The following article, written by Jessica Phelan, appears on The Local.
Italy’s fascinating All Souls’ Day traditions
In Sicily, children hunt for treats left by loving relatives no longer around.
In northern Italy people leave their homes empty in case the dead want to visit.
All over the country, Italians set an empty place at the table for people who no longer sit there.
They’re all part of Italy’s centuries-old tradition of taking November 2nd to remember the dead.
In Italy as in many other Christian countries, the day after All Saints’ Day is All Souls’ Day – and here it’s celebrated with prayers, flowers and, of course, food.
For many Italians, the most important act of remembrance is visiting loved ones’ graves. Cemeteries see an influx of visitors on or around November 2nd, when it’s time to tidy up the family plot and decorate tombs with candles and fresh flowers.
The traditional choice of bloom is brightly coloured chrysanthemums: the autumnal flowers are at their peak around All Souls’ Day and Italians associate them with mourning.
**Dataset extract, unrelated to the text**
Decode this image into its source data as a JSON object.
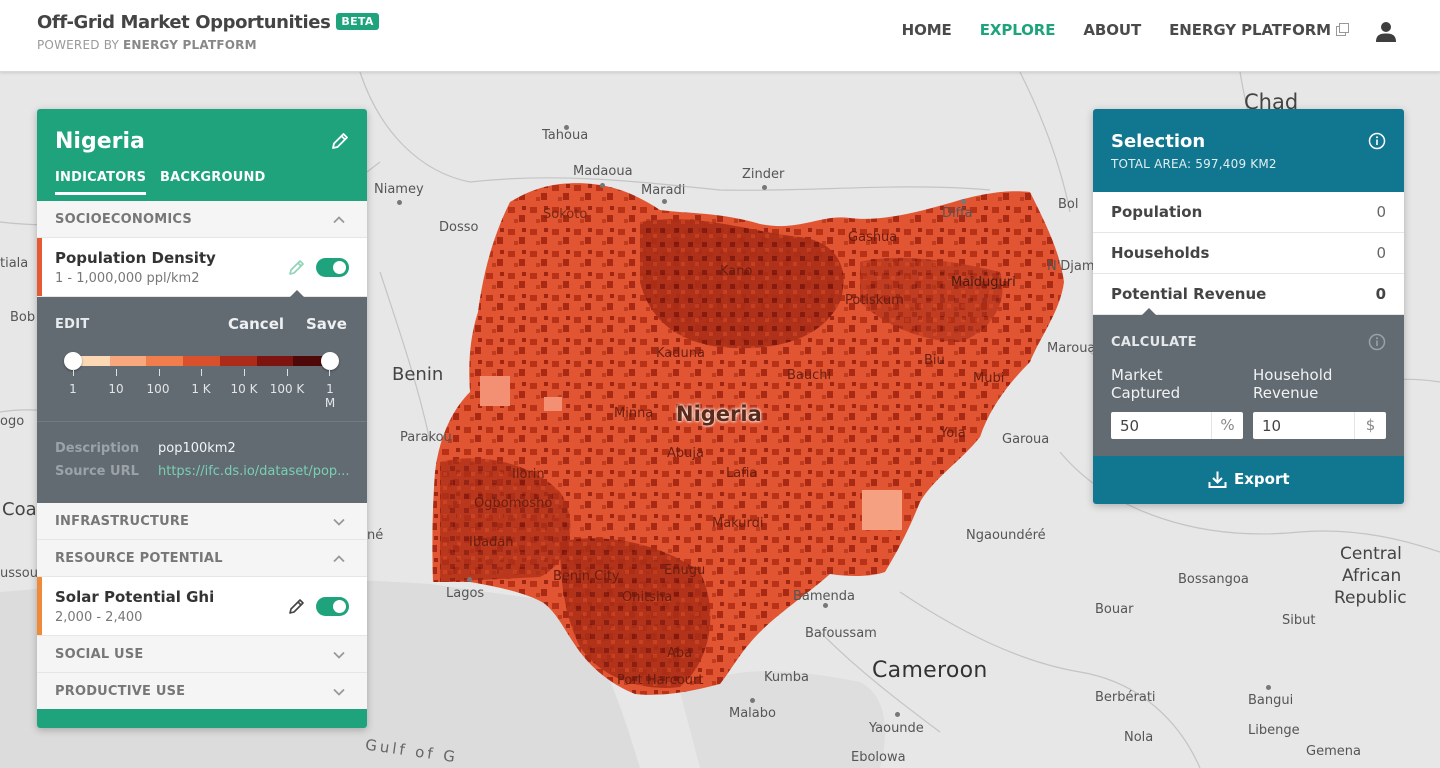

Far from being a sombre affair, for many people the graveside vigil is an occasion to thank their ancestors, a celebration of their lives and a chance for adults and children alike to chat to them as if they were still here.
In Rome there was even a custom to eat a picnic at the graveside, a way of sharing a meal with dead loved ones. Continue reading at The Local.